Overall literacy talents comprise an individual's capacity to read, write and recognise written information (print literacy), articulate and interpret oral language (oral literacy) and interpret and apply for numbers in everyday activities (numeracy). Health literacy, a subset of overall literacy talents, is relatively correlated with it and has been described as the extent to which people can gain, approach, and understand introductory medical information and services required to take health decisions. Concerning HIV, people with low health literacy have less information on the illness and their medical care needs. Moreover, they show poor drug compliance, potentially leading to treatment failure and lack of achievement of the target viral load reduction. The shortfall of non-conceptual models of health literacy is an issue in the utilization of general proficiency instruments. HIV disease-specific health literacy instruments would be more useful and likely to provide more meaningful results rather than those obtained through the use of general instruments.

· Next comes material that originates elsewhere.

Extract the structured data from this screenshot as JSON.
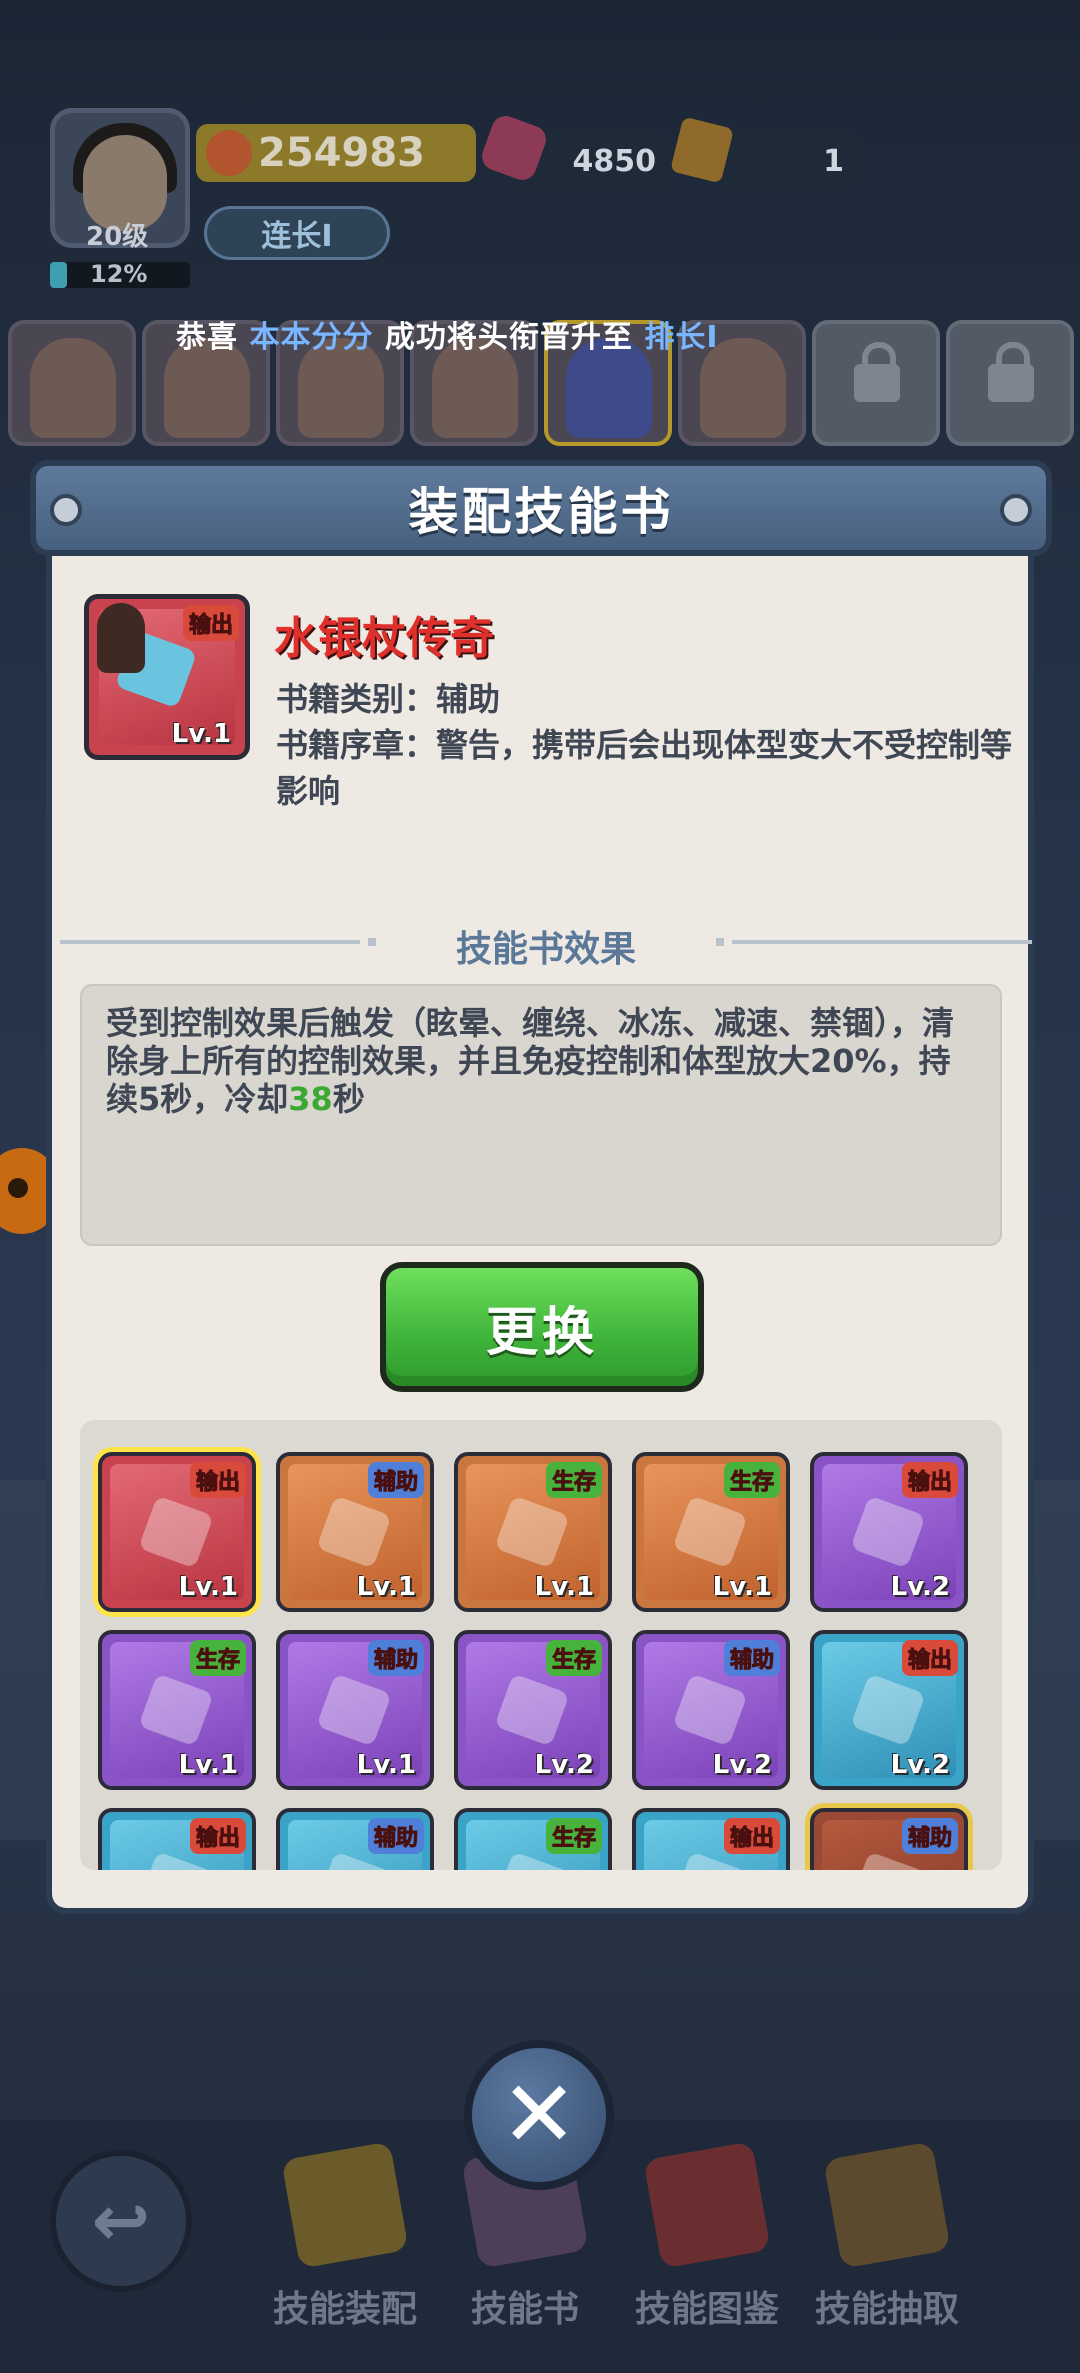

Further exploration of HIV health literacy is demanded. Prospective studies should involve different geographical areas with different socioeconomic characteristics, societal structures and regional healthcare settings. This narrative review has limitations. The vast majority of the HIV research referenced in this study was conducted among the western and African populations with HIV. The studies generally excluded individuals over 50 years of age, restricting the applicability of the study findings.
All Science Journal Classification (ASJC) codes